A glut of steel from China has fueled global oversupply, but Lu Zhengwei, chief economist at Industrial Bank in Shanghai, said China had already been working to cut overcapacity in its steel industry.

Anti-dumping duties imposed by the Obama administration on China two years ago had also helped cut U.S. imports from China and protect a restructured U.S. steel industry based around mini-mills, experts said. Last year, China’s steel exports fell 30 percent […]

The uproar over trade in nineteenth century commodities is drowning out the far more important issue for the US, which is the destruction of the American edge in advanced manufacturing thanks to trade and technology transfers:

America produced every important invention in the digital age, from integrated circuits to semiconductor lasers, solar cells, flat panel displays, sensors and light-emitting diodes. Except for integrate[d] circuits, Asia now produces virtually all the world’s output of these building-blocks of the electronics industry, and China has a crash program underway to become the world’s major producer of semiconductors.

The steel tariff could be just an opening salvo, as the US prepares to take action on high-tech manufacturing. That’s when the sparks would really fly. On the other hand, there are no clear signs that this will actually happen, so we’ll just have to wait and see.

Striking while the iron is hot

Just about everyone has something to say about the recent political news out of China. This limerick pretty much sums it up:

I was impressed by this analysis by Jerome Cohen, expert on Chinese law and government, who (rather amazingly) practiced law in Beijing back in 1979:

Xi’s move will have a profound effect on world order. It will enable him to move more boldly and increases the risk of his acting arbitrarily and perhaps mistakenly in international relations. It will surely hinder China’s efforts to be respected for “soft power” as well as military and economic prowess.

Xi decided to strike while the iron is hot rather than wait for later in his new term when increasing problems might have made the change more difficult. His brash step has undoubtedly aroused profound concern among the elite. Many high Party personnel, bureaucrats, judicial officials, lawyers, intellectuals, academics and business people, mindful of the past Maoist dictatorship and the increasingly repressive and arbitrary government under Xi, have seen this coming and now, in social media and other informal ways, are showing their anxieties and opposition.

But not many public signs of protest can be expected, since he has stifled free expression in the past few years.

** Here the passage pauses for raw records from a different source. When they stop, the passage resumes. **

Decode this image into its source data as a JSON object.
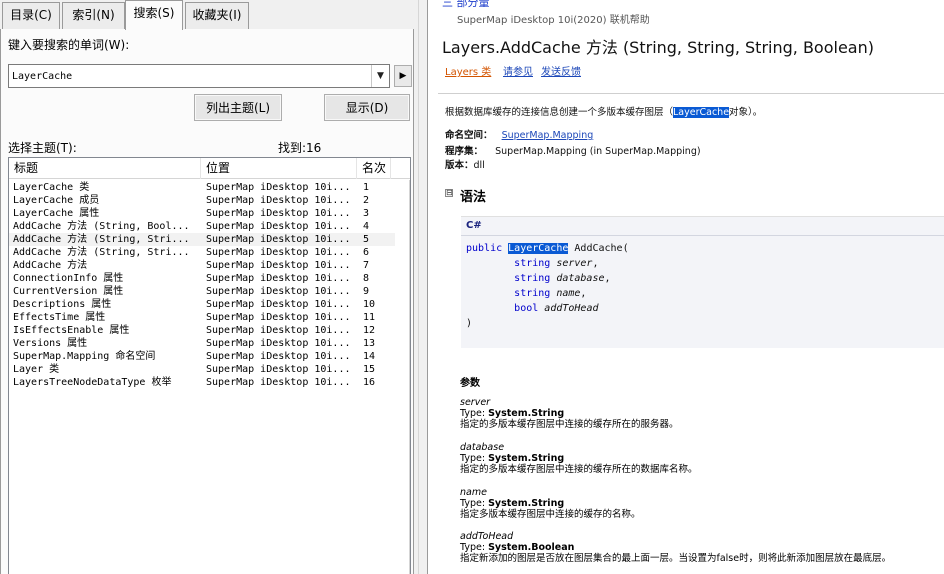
{
  "tabs": [
    {
      "label": "目录(C)"
    },
    {
      "label": "索引(N)"
    },
    {
      "label": "搜索(S)"
    },
    {
      "label": "收藏夹(I)"
    }
  ],
  "search": {
    "keyword_label": "键入要搜索的单词(W):",
    "keyword_value": "LayerCache",
    "list_topics_label": "列出主题(L)",
    "display_label": "显示(D)",
    "topic_label": "选择主题(T):",
    "found_label": "找到:16"
  },
  "results": {
    "columns": [
      "标题",
      "位置",
      "名次"
    ],
    "selected_index": 4,
    "rows": [
      {
        "title": "LayerCache 类",
        "location": "SuperMap iDesktop 10i...",
        "rank": "1"
      },
      {
        "title": "LayerCache 成员",
        "location": "SuperMap iDesktop 10i...",
        "rank": "2"
      },
      {
        "title": "LayerCache 属性",
        "location": "SuperMap iDesktop 10i...",
        "rank": "3"
      },
      {
        "title": "AddCache 方法 (String, Bool...",
        "location": "SuperMap iDesktop 10i...",
        "rank": "4"
      },
      {
        "title": "AddCache 方法 (String, Stri...",
        "location": "SuperMap iDesktop 10i...",
        "rank": "5"
      },
      {
        "title": "AddCache 方法 (String, Stri...",
        "location": "SuperMap iDesktop 10i...",
        "rank": "6"
      },
      {
        "title": "AddCache 方法",
        "location": "SuperMap iDesktop 10i...",
        "rank": "7"
      },
      {
        "title": "ConnectionInfo 属性",
        "location": "SuperMap iDesktop 10i...",
        "rank": "8"
      },
      {
        "title": "CurrentVersion 属性",
        "location": "SuperMap iDesktop 10i...",
        "rank": "9"
      },
      {
        "title": "Descriptions 属性",
        "location": "SuperMap iDesktop 10i...",
        "rank": "10"
      },
      {
        "title": "EffectsTime 属性",
        "location": "SuperMap iDesktop 10i...",
        "rank": "11"
      },
      {
        "title": "IsEffectsEnable 属性",
        "location": "SuperMap iDesktop 10i...",
        "rank": "12"
      },
      {
        "title": "Versions 属性",
        "location": "SuperMap iDesktop 10i...",
        "rank": "13"
      },
      {
        "title": "SuperMap.Mapping 命名空间",
        "location": "SuperMap iDesktop 10i...",
        "rank": "14"
      },
      {
        "title": "Layer 类",
        "location": "SuperMap iDesktop 10i...",
        "rank": "15"
      },
      {
        "title": "LayersTreeNodeDataType 枚举",
        "location": "SuperMap iDesktop 10i...",
        "rank": "16"
      }
    ]
  },
  "doc": {
    "toc_peek": "三 部分量",
    "subtitle": "SuperMap iDesktop 10i(2020) 联机帮助",
    "title": "Layers.AddCache 方法  (String, String, String, Boolean)",
    "links": {
      "class": "Layers 类",
      "see_also": "请参见",
      "feedback": "发送反馈"
    },
    "summary_before": "根据数据库缓存的连接信息创建一个多版本缓存图层（",
    "summary_highlight": "LayerCache",
    "summary_after": "对象）。",
    "namespace_label": "命名空间：",
    "namespace_value": "SuperMap.Mapping",
    "assembly_label": "程序集：",
    "assembly_value": "SuperMap.Mapping (in SuperMap.Mapping)",
    "version_label": "版本：",
    "version_value": "dll",
    "syntax_toggle": "⊟",
    "syntax_heading": "语法",
    "code_lang": "C#",
    "code": {
      "kw_public": "public",
      "ret_type": "LayerCache",
      "method": "AddCache(",
      "params": [
        {
          "type": "string",
          "name": "server",
          "sep": ","
        },
        {
          "type": "string",
          "name": "database",
          "sep": ","
        },
        {
          "type": "string",
          "name": "name",
          "sep": ","
        },
        {
          "type": "bool",
          "name": "addToHead",
          "sep": ""
        }
      ],
      "close": ")"
    },
    "params_heading": "参数",
    "params": [
      {
        "name": "server",
        "type_label": "Type:",
        "type": "System.String",
        "desc": "指定的多版本缓存图层中连接的缓存所在的服务器。"
      },
      {
        "name": "database",
        "type_label": "Type:",
        "type": "System.String",
        "desc": "指定的多版本缓存图层中连接的缓存所在的数据库名称。"
      },
      {
        "name": "name",
        "type_label": "Type:",
        "type": "System.String",
        "desc": "指定多版本缓存图层中连接的缓存的名称。"
      },
      {
        "name": "addToHead",
        "type_label": "Type:",
        "type": "System.Boolean",
        "desc": "指定新添加的图层是否放在图层集合的最上面一层。当设置为false时，则将此新添加图层放在最底层。"
      }
    ]
  },
  "icons": {
    "combo_arrow": "▼",
    "go_arrow": "▶"
  }
}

At least it’s a relief to be able to quit pretending that the spread of liberal democracy has ushered in the end of history. Nope, the party is just getting started… and it’s gonna be lit….

Sakdina: a prototype social credit system

Reading about the Siamese kingdom of Ayutthaya, which reigned from 1351 to 1767, I was struck by a description of the feudal ranking system called “sakdina” that was put in place by King Trailok in the early 15th century. Here’s the Wiki summary:

Sakdina (Thai: ศักดินา) was a system of social hierarchy in use from the Ayutthaya to early Rattanakosin periods of Thai history. It assigned a numerical rank to each person depending on their status, and served to determine their precedence in society, and especially among the nobility. The numbers represented the number of rai of land a person was entitled to own—sakdina literally translates as “field prestige”—although there is no evidence that it was employed literally. The Three Seals Law, for example, specifies a sakdina of 100,000 for the Maha Uparat, 10,000 for the Chao Phraya Chakri, 600 for learned Buddhist monks, 20 for commoners and 5 for slaves.

China’s rulers may have learned something from Thai history, because they are now rolling out a dynamic, interactive, socially networked sakdina system for their own people. It is called the social credit system.

Whether it can successfully keep 1.4 billion people in line, in an advanced, high-tech and globally connected society, remains to be seen.